In nearly twenty-two years of training and practice in the field of Music Therapy, I have come to realize that this profession, which I absolutely love, is one of the best kept secrets in the medical community. In 1992, when I began my Music Therapy journey, people would ask me, “What are you studying?”
“Music Therapy.” I would reply with a grin.
“What’s that?” They would ask with a frown.
Once I had graduated and opened my private practice in southern Arizona, people would ask me, “What do you do?”
“I am a Music Therapist.” I would reply with a smile.
“What’s that?” They would then ask.
Five years later, when meeting new people, they would ask, “What do you do?”
“I am a Music Therapist.” I would reply with some trepidation. And, you guessed it, they would ask, “What’s that?”
This same conversation went on for years. I varied my responses, tried different definitions and wondered if Music Therapy would ever get beyond the “What’s that?” stage”
A few years ago, Music Therapy began to get noticed in the media. Some famous and influential people began to speak out about Music Therapy and their experiences in the Music Therapy treatment process. As the profession became more recognized, the conversations I would have with people began to change.
“What do you do?” someone would ask me at a conference, meeting or in my community. “I’m a Board-Certified Music Therapist.” I would reply, then I’d wait for it. Occasionally, I would still receive the standard “What’s that?” But more often, I would start to get variations like, “Oh, I read something about that in one of my magazines. What is it that you actually do?” or “Is that a real profession?” or, my favorite, “I do that.”
“Really?” I’d ask, “You’re a Board-Certified Music Therapist?”
“No,” would generally be the reply, “I play the radio,” or “I sing in the shower,” or “I do Music Therapy by playing at the local nursing home for the folks there.”
Ahhh……I would think. We’re still behind the eight ball if people think that the entertainment is Music Therapy or that they are “doing” Music Therapy every time they flip on the car radio or step into the shower.
So, what exactly IS Music Therapy?
Music Therapy is the enhancement of human capabilities through the planned use of musical influences on brain functioning. A Music Therapist designs musical experiences to target specific areas of the brain in order to elicit predetermined changes in the way those areas of the brain function and govern themselves.
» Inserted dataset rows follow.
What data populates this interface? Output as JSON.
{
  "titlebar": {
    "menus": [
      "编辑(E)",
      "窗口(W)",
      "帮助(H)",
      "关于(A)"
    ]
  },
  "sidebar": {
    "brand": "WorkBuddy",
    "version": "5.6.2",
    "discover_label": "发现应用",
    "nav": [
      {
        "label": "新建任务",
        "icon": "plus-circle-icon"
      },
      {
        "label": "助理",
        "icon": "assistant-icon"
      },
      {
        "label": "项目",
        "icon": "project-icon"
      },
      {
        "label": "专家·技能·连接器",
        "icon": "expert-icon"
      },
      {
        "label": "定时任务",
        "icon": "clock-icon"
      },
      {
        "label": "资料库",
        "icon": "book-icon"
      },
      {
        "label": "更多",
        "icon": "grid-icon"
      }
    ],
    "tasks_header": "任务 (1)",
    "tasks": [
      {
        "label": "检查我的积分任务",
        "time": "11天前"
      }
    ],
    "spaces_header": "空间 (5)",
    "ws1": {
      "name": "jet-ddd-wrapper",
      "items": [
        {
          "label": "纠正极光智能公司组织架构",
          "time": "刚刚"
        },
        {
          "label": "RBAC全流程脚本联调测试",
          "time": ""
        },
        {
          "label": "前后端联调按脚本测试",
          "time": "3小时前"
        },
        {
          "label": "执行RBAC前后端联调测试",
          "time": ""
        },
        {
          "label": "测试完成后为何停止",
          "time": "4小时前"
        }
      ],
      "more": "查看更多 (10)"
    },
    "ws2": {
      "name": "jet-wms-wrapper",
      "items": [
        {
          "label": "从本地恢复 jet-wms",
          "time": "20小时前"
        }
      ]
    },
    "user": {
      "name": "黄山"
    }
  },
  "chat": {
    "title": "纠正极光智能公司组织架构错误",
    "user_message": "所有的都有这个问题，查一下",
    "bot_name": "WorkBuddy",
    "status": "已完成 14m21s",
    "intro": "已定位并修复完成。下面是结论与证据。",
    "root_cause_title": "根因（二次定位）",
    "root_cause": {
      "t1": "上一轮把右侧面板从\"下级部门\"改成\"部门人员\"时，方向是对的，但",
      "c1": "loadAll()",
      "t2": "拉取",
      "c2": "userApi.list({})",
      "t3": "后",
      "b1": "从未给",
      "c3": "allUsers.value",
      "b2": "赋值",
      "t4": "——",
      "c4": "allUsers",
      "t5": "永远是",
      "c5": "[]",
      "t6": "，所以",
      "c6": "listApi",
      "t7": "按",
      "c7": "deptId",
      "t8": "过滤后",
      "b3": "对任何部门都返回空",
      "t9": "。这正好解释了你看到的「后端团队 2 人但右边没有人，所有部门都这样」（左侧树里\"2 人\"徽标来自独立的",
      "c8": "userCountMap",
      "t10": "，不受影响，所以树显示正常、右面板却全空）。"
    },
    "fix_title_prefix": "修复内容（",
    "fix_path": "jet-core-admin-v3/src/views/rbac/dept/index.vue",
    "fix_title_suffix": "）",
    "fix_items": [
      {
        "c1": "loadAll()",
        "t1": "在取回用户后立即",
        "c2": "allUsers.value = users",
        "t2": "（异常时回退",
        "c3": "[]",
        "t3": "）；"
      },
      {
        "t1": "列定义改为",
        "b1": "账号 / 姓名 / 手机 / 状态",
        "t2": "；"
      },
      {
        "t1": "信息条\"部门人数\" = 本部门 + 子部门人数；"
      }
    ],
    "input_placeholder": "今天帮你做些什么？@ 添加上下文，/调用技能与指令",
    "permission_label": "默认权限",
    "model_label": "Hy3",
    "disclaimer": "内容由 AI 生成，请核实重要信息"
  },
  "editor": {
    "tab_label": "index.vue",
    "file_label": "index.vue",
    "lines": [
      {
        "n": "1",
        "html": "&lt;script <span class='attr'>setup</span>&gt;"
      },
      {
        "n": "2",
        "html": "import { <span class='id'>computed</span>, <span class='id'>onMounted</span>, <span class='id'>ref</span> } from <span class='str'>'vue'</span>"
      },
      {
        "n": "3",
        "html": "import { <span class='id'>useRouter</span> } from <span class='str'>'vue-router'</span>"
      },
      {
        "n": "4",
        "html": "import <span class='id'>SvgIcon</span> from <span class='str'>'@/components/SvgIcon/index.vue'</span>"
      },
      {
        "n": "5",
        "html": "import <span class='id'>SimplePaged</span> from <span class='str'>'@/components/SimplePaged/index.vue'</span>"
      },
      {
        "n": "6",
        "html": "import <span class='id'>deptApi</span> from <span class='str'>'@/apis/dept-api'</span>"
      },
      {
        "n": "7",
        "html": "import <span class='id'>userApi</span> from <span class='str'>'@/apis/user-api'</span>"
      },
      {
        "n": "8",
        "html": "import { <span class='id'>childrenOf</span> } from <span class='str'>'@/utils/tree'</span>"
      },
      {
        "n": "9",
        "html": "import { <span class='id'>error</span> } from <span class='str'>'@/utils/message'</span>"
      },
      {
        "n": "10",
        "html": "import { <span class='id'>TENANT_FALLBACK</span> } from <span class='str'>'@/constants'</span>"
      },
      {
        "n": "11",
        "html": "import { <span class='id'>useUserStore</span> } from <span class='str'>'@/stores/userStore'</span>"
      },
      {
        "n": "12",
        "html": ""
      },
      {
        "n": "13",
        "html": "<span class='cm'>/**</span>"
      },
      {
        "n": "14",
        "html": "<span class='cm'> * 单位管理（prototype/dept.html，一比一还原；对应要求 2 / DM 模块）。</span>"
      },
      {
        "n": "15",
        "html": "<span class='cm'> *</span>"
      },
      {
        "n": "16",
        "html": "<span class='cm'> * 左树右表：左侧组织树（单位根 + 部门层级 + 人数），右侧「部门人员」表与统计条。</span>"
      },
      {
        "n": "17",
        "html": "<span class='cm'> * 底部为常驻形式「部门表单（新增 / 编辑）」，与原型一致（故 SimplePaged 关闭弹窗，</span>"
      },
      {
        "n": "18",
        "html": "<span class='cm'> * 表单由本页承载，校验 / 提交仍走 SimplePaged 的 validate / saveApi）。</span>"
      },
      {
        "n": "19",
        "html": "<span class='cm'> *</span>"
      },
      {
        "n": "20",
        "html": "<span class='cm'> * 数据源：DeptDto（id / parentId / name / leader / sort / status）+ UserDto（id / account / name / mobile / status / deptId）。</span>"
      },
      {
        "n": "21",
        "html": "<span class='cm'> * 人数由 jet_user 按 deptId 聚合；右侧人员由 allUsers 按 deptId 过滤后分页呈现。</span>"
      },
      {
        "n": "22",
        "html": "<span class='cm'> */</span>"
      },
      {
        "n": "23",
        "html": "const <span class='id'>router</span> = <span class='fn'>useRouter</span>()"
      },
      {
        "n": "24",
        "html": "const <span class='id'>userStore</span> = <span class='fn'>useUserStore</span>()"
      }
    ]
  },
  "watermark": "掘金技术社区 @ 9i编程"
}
All Music Therapy goal-directed interventions are aimed at enhancing the functioning capacity of each client’s brain. -Taylor, 2010
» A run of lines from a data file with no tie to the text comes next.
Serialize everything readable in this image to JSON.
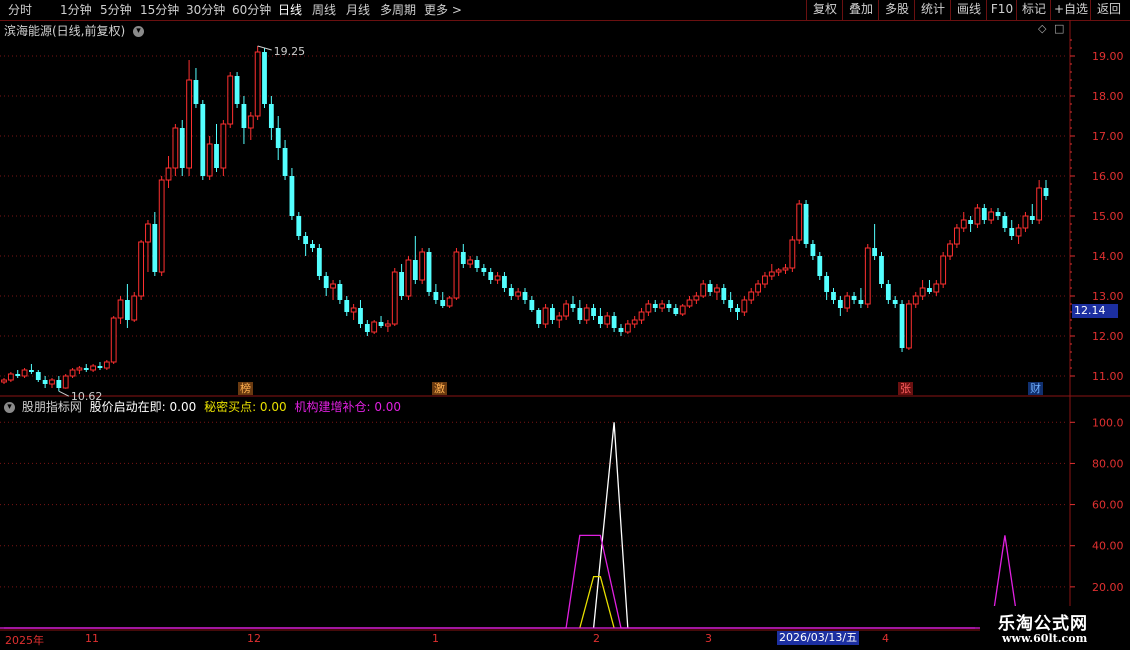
{
  "toolbar": {
    "periods": [
      "分时",
      "1分钟",
      "5分钟",
      "15分钟",
      "30分钟",
      "60分钟",
      "日线",
      "周线",
      "月线",
      "多周期",
      "更多 >"
    ],
    "active_period": "日线",
    "right_buttons": [
      "复权",
      "叠加",
      "多股",
      "统计",
      "画线",
      "F10",
      "标记",
      "+自选",
      "返回"
    ]
  },
  "chart_header": {
    "title": "滨海能源(日线,前复权)"
  },
  "indicator": {
    "name": "股朋指标网",
    "line1_label": "股价启动在即: 0.00",
    "line2_label": "秘密买点: 0.00",
    "line3_label": "机构建增补仓: 0.00"
  },
  "annotations": {
    "high_label": "19.25",
    "low_label": "10.62",
    "current_price": "12.14"
  },
  "event_tags": [
    {
      "text": "榜",
      "color": "#e07a1a"
    },
    {
      "text": "激",
      "color": "#e07a1a"
    },
    {
      "text": "张",
      "color": "#e03030"
    },
    {
      "text": "财",
      "color": "#2a7ae0"
    }
  ],
  "date_axis": [
    "2025年",
    "11",
    "12",
    "1",
    "2",
    "3",
    "2026/03/13/五",
    "4"
  ],
  "watermark": {
    "title": "乐淘公式网",
    "url": "www.60lt.com"
  },
  "colors": {
    "up": "#ff3030",
    "down": "#54ffff",
    "grid": "#7a1414",
    "axis_text": "#e03030",
    "ind_white": "#ffffff",
    "ind_yellow": "#e8e000",
    "ind_magenta": "#e020e0"
  },
  "chart_data": [
    {
      "type": "candlestick",
      "title": "滨海能源(日线,前复权)",
      "ylim": [
        10.6,
        19.5
      ],
      "y_ticks": [
        11.0,
        12.0,
        13.0,
        14.0,
        15.0,
        16.0,
        17.0,
        18.0,
        19.0
      ],
      "y_tick_labels": [
        "11.00",
        "12.00",
        "13.00",
        "14.00",
        "15.00",
        "16.00",
        "17.00",
        "18.00",
        "19.00"
      ],
      "x_labels": [
        "2025年",
        "11",
        "12",
        "1",
        "2",
        "3",
        "4"
      ],
      "ohlc": [
        [
          10.85,
          10.95,
          10.8,
          10.9
        ],
        [
          10.9,
          11.1,
          10.85,
          11.05
        ],
        [
          11.05,
          11.15,
          10.95,
          11.0
        ],
        [
          11.0,
          11.2,
          10.95,
          11.15
        ],
        [
          11.15,
          11.3,
          11.05,
          11.1
        ],
        [
          11.1,
          11.15,
          10.85,
          10.9
        ],
        [
          10.9,
          11.0,
          10.7,
          10.8
        ],
        [
          10.8,
          10.95,
          10.7,
          10.9
        ],
        [
          10.9,
          11.0,
          10.62,
          10.7
        ],
        [
          10.7,
          11.05,
          10.68,
          11.0
        ],
        [
          11.0,
          11.2,
          10.95,
          11.15
        ],
        [
          11.15,
          11.25,
          11.05,
          11.2
        ],
        [
          11.2,
          11.3,
          11.1,
          11.15
        ],
        [
          11.15,
          11.3,
          11.1,
          11.25
        ],
        [
          11.25,
          11.35,
          11.15,
          11.2
        ],
        [
          11.2,
          11.4,
          11.15,
          11.35
        ],
        [
          11.35,
          12.5,
          11.3,
          12.45
        ],
        [
          12.45,
          13.0,
          12.3,
          12.9
        ],
        [
          12.9,
          13.3,
          12.2,
          12.4
        ],
        [
          12.4,
          13.1,
          12.35,
          13.0
        ],
        [
          13.0,
          14.4,
          12.9,
          14.35
        ],
        [
          14.35,
          14.9,
          13.6,
          14.8
        ],
        [
          14.8,
          15.1,
          13.5,
          13.6
        ],
        [
          13.6,
          16.0,
          13.5,
          15.9
        ],
        [
          15.9,
          16.5,
          15.7,
          16.2
        ],
        [
          16.2,
          17.3,
          16.0,
          17.2
        ],
        [
          17.2,
          17.4,
          16.0,
          16.2
        ],
        [
          16.2,
          18.9,
          16.0,
          18.4
        ],
        [
          18.4,
          18.7,
          17.7,
          17.8
        ],
        [
          17.8,
          17.9,
          15.9,
          16.0
        ],
        [
          16.0,
          17.0,
          15.9,
          16.8
        ],
        [
          16.8,
          17.3,
          16.1,
          16.2
        ],
        [
          16.2,
          17.4,
          16.0,
          17.3
        ],
        [
          17.3,
          18.6,
          17.2,
          18.5
        ],
        [
          18.5,
          18.6,
          17.7,
          17.8
        ],
        [
          17.8,
          18.0,
          16.8,
          17.2
        ],
        [
          17.2,
          17.6,
          16.9,
          17.5
        ],
        [
          17.5,
          19.25,
          17.4,
          19.1
        ],
        [
          19.1,
          19.2,
          17.7,
          17.8
        ],
        [
          17.8,
          18.0,
          16.9,
          17.2
        ],
        [
          17.2,
          17.5,
          16.4,
          16.7
        ],
        [
          16.7,
          16.9,
          15.9,
          16.0
        ],
        [
          16.0,
          16.2,
          14.9,
          15.0
        ],
        [
          15.0,
          15.1,
          14.4,
          14.5
        ],
        [
          14.5,
          14.6,
          14.0,
          14.3
        ],
        [
          14.3,
          14.4,
          14.1,
          14.2
        ],
        [
          14.2,
          14.3,
          13.4,
          13.5
        ],
        [
          13.5,
          13.6,
          13.0,
          13.2
        ],
        [
          13.2,
          13.4,
          12.9,
          13.3
        ],
        [
          13.3,
          13.4,
          12.8,
          12.9
        ],
        [
          12.9,
          13.0,
          12.5,
          12.6
        ],
        [
          12.6,
          12.8,
          12.4,
          12.7
        ],
        [
          12.7,
          12.9,
          12.2,
          12.3
        ],
        [
          12.3,
          12.4,
          12.0,
          12.1
        ],
        [
          12.1,
          12.4,
          12.05,
          12.35
        ],
        [
          12.35,
          12.5,
          12.2,
          12.25
        ],
        [
          12.25,
          12.4,
          12.1,
          12.3
        ],
        [
          12.3,
          13.7,
          12.25,
          13.6
        ],
        [
          13.6,
          13.8,
          12.9,
          13.0
        ],
        [
          13.0,
          14.0,
          12.9,
          13.9
        ],
        [
          13.9,
          14.5,
          13.3,
          13.4
        ],
        [
          13.4,
          14.2,
          13.3,
          14.1
        ],
        [
          14.1,
          14.2,
          13.0,
          13.1
        ],
        [
          13.1,
          13.3,
          12.8,
          12.9
        ],
        [
          12.9,
          13.1,
          12.7,
          12.75
        ],
        [
          12.75,
          13.0,
          12.7,
          12.95
        ],
        [
          12.95,
          14.2,
          12.9,
          14.1
        ],
        [
          14.1,
          14.3,
          13.7,
          13.8
        ],
        [
          13.8,
          14.0,
          13.7,
          13.9
        ],
        [
          13.9,
          14.0,
          13.6,
          13.7
        ],
        [
          13.7,
          13.8,
          13.5,
          13.6
        ],
        [
          13.6,
          13.7,
          13.3,
          13.4
        ],
        [
          13.4,
          13.6,
          13.3,
          13.5
        ],
        [
          13.5,
          13.6,
          13.1,
          13.2
        ],
        [
          13.2,
          13.3,
          12.9,
          13.0
        ],
        [
          13.0,
          13.2,
          12.9,
          13.1
        ],
        [
          13.1,
          13.2,
          12.8,
          12.9
        ],
        [
          12.9,
          13.0,
          12.6,
          12.65
        ],
        [
          12.65,
          12.7,
          12.2,
          12.3
        ],
        [
          12.3,
          12.8,
          12.2,
          12.7
        ],
        [
          12.7,
          12.8,
          12.3,
          12.4
        ],
        [
          12.4,
          12.6,
          12.2,
          12.5
        ],
        [
          12.5,
          12.9,
          12.4,
          12.8
        ],
        [
          12.8,
          13.0,
          12.6,
          12.7
        ],
        [
          12.7,
          12.9,
          12.3,
          12.4
        ],
        [
          12.4,
          12.8,
          12.3,
          12.7
        ],
        [
          12.7,
          12.8,
          12.4,
          12.5
        ],
        [
          12.5,
          12.7,
          12.2,
          12.3
        ],
        [
          12.3,
          12.6,
          12.2,
          12.5
        ],
        [
          12.5,
          12.6,
          12.1,
          12.2
        ],
        [
          12.2,
          12.3,
          12.0,
          12.1
        ],
        [
          12.1,
          12.4,
          12.05,
          12.3
        ],
        [
          12.3,
          12.5,
          12.2,
          12.4
        ],
        [
          12.4,
          12.7,
          12.3,
          12.6
        ],
        [
          12.6,
          12.9,
          12.5,
          12.8
        ],
        [
          12.8,
          12.9,
          12.6,
          12.7
        ],
        [
          12.7,
          12.9,
          12.6,
          12.8
        ],
        [
          12.8,
          12.9,
          12.6,
          12.7
        ],
        [
          12.7,
          12.8,
          12.5,
          12.55
        ],
        [
          12.55,
          12.8,
          12.5,
          12.75
        ],
        [
          12.75,
          13.0,
          12.7,
          12.9
        ],
        [
          12.9,
          13.1,
          12.8,
          13.0
        ],
        [
          13.0,
          13.4,
          12.95,
          13.3
        ],
        [
          13.3,
          13.4,
          13.0,
          13.1
        ],
        [
          13.1,
          13.3,
          12.9,
          13.2
        ],
        [
          13.2,
          13.3,
          12.8,
          12.9
        ],
        [
          12.9,
          13.1,
          12.6,
          12.7
        ],
        [
          12.7,
          12.8,
          12.4,
          12.6
        ],
        [
          12.6,
          13.0,
          12.5,
          12.9
        ],
        [
          12.9,
          13.2,
          12.8,
          13.1
        ],
        [
          13.1,
          13.4,
          13.0,
          13.3
        ],
        [
          13.3,
          13.6,
          13.2,
          13.5
        ],
        [
          13.5,
          13.8,
          13.4,
          13.6
        ],
        [
          13.6,
          13.7,
          13.5,
          13.65
        ],
        [
          13.65,
          13.8,
          13.55,
          13.7
        ],
        [
          13.7,
          14.5,
          13.6,
          14.4
        ],
        [
          14.4,
          15.4,
          14.3,
          15.3
        ],
        [
          15.3,
          15.4,
          14.2,
          14.3
        ],
        [
          14.3,
          14.4,
          13.9,
          14.0
        ],
        [
          14.0,
          14.1,
          13.4,
          13.5
        ],
        [
          13.5,
          13.6,
          12.9,
          13.1
        ],
        [
          13.1,
          13.2,
          12.8,
          12.9
        ],
        [
          12.9,
          13.0,
          12.5,
          12.7
        ],
        [
          12.7,
          13.1,
          12.6,
          13.0
        ],
        [
          13.0,
          13.1,
          12.8,
          12.9
        ],
        [
          12.9,
          13.2,
          12.7,
          12.8
        ],
        [
          12.8,
          14.3,
          12.7,
          14.2
        ],
        [
          14.2,
          14.8,
          13.9,
          14.0
        ],
        [
          14.0,
          14.1,
          13.2,
          13.3
        ],
        [
          13.3,
          13.4,
          12.8,
          12.9
        ],
        [
          12.9,
          13.0,
          12.7,
          12.8
        ],
        [
          12.8,
          12.9,
          11.6,
          11.7
        ],
        [
          11.7,
          12.9,
          11.65,
          12.8
        ],
        [
          12.8,
          13.1,
          12.7,
          13.0
        ],
        [
          13.0,
          13.4,
          12.9,
          13.2
        ],
        [
          13.2,
          13.4,
          13.05,
          13.1
        ],
        [
          13.1,
          13.4,
          13.0,
          13.3
        ],
        [
          13.3,
          14.1,
          13.2,
          14.0
        ],
        [
          14.0,
          14.4,
          13.9,
          14.3
        ],
        [
          14.3,
          14.8,
          14.2,
          14.7
        ],
        [
          14.7,
          15.1,
          14.6,
          14.9
        ],
        [
          14.9,
          15.0,
          14.6,
          14.8
        ],
        [
          14.8,
          15.3,
          14.7,
          15.2
        ],
        [
          15.2,
          15.3,
          14.8,
          14.9
        ],
        [
          14.9,
          15.2,
          14.8,
          15.1
        ],
        [
          15.1,
          15.2,
          14.9,
          15.0
        ],
        [
          15.0,
          15.1,
          14.6,
          14.7
        ],
        [
          14.7,
          14.9,
          14.4,
          14.5
        ],
        [
          14.5,
          14.8,
          14.3,
          14.7
        ],
        [
          14.7,
          15.1,
          14.6,
          15.0
        ],
        [
          15.0,
          15.3,
          14.8,
          14.9
        ],
        [
          14.9,
          15.9,
          14.8,
          15.7
        ],
        [
          15.7,
          15.9,
          15.4,
          15.5
        ]
      ]
    },
    {
      "type": "line",
      "title": "股朋指标网",
      "ylim": [
        0,
        105
      ],
      "y_ticks": [
        20,
        40,
        60,
        80,
        100
      ],
      "y_tick_labels": [
        "20.00",
        "40.00",
        "60.00",
        "80.00",
        "100.0"
      ],
      "series": [
        {
          "name": "股价启动在即",
          "color": "#ffffff",
          "points": [
            [
              86,
              0
            ],
            [
              89,
              100
            ],
            [
              91,
              0
            ]
          ]
        },
        {
          "name": "秘密买点",
          "color": "#e8e000",
          "points": [
            [
              84,
              0
            ],
            [
              86,
              25
            ],
            [
              87,
              25
            ],
            [
              89,
              0
            ]
          ]
        },
        {
          "name": "机构建增补仓",
          "color": "#e020e0",
          "points": [
            [
              0,
              0
            ],
            [
              82,
              0
            ],
            [
              84,
              45
            ],
            [
              87,
              45
            ],
            [
              90,
              0
            ],
            [
              144,
              0
            ],
            [
              146,
              45
            ],
            [
              148,
              0
            ],
            [
              239,
              0
            ]
          ]
        }
      ]
    }
  ]
}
Further, Music Therapy, is: “an established healthcare profession that uses music to address physical, emotional, cognitive, and social needs of individuals of all ages.” It improves the “quality of life for persons who are well and meets the needs of children and adults with disabilities or illness.” -AMTA, 2007
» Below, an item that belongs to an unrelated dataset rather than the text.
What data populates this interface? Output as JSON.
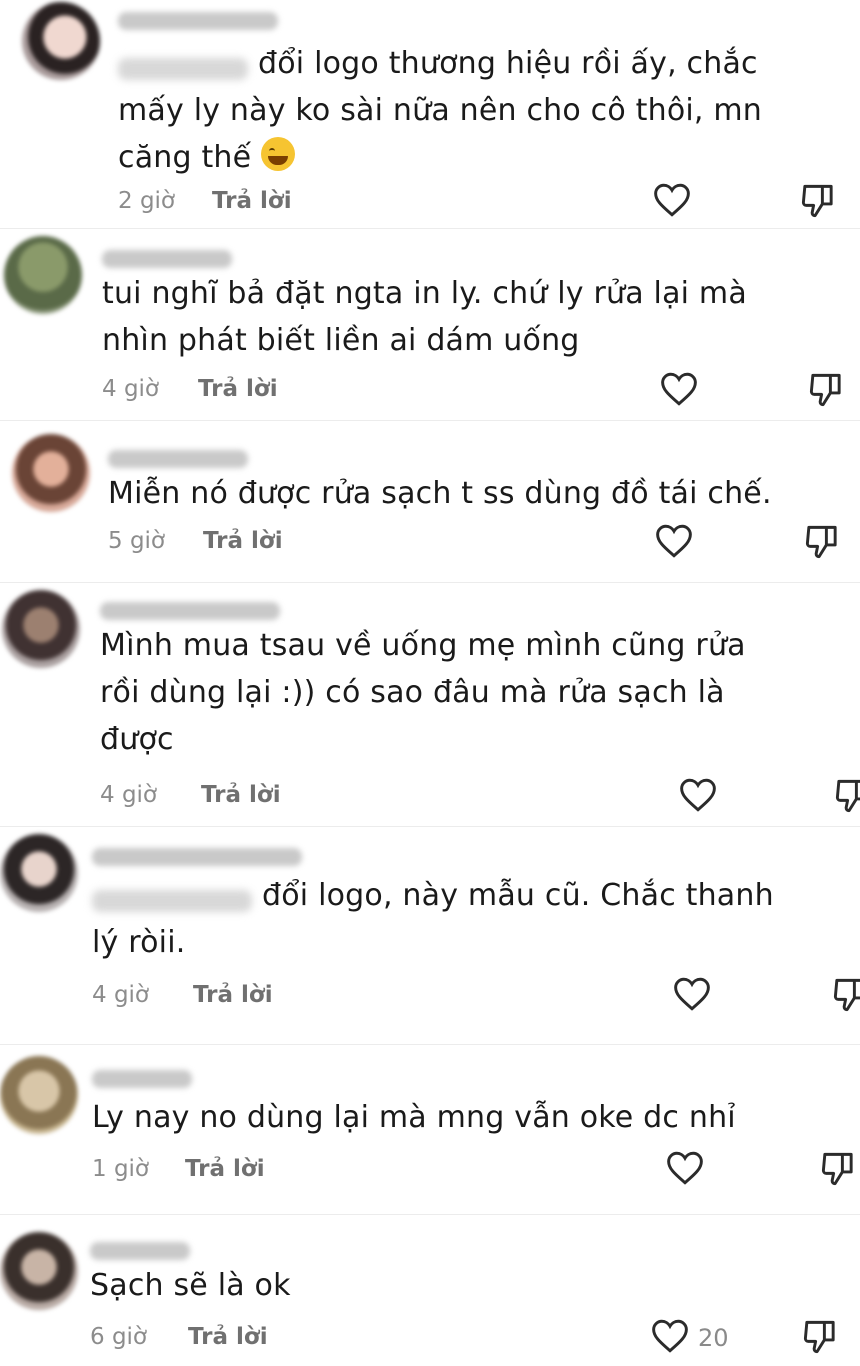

Board-Certified Music Therapists assess the strengths and needs of each client, and develop an individualized treatment plan which may including creating, singing, moving to, and/or listening to music. Through musical involvement in the therapeutic context, a client’s abilities are strengthened and transferred to other areas of his/her life. Music Therapy interventions may be designed to: promote wellness, manage stress, alleviate pain, express feelings, enhance memory, improve communication and promote physical rehabilitation. Research in Music Therapy supports it’s effectiveness in many areas such as: overall physical rehabilitation and facilitating movement, increasing people’s motivation to become engaged in their treatment, providing emotional support for clients and their families, and providing an outlet for expression of feelings. -AMTA, 2007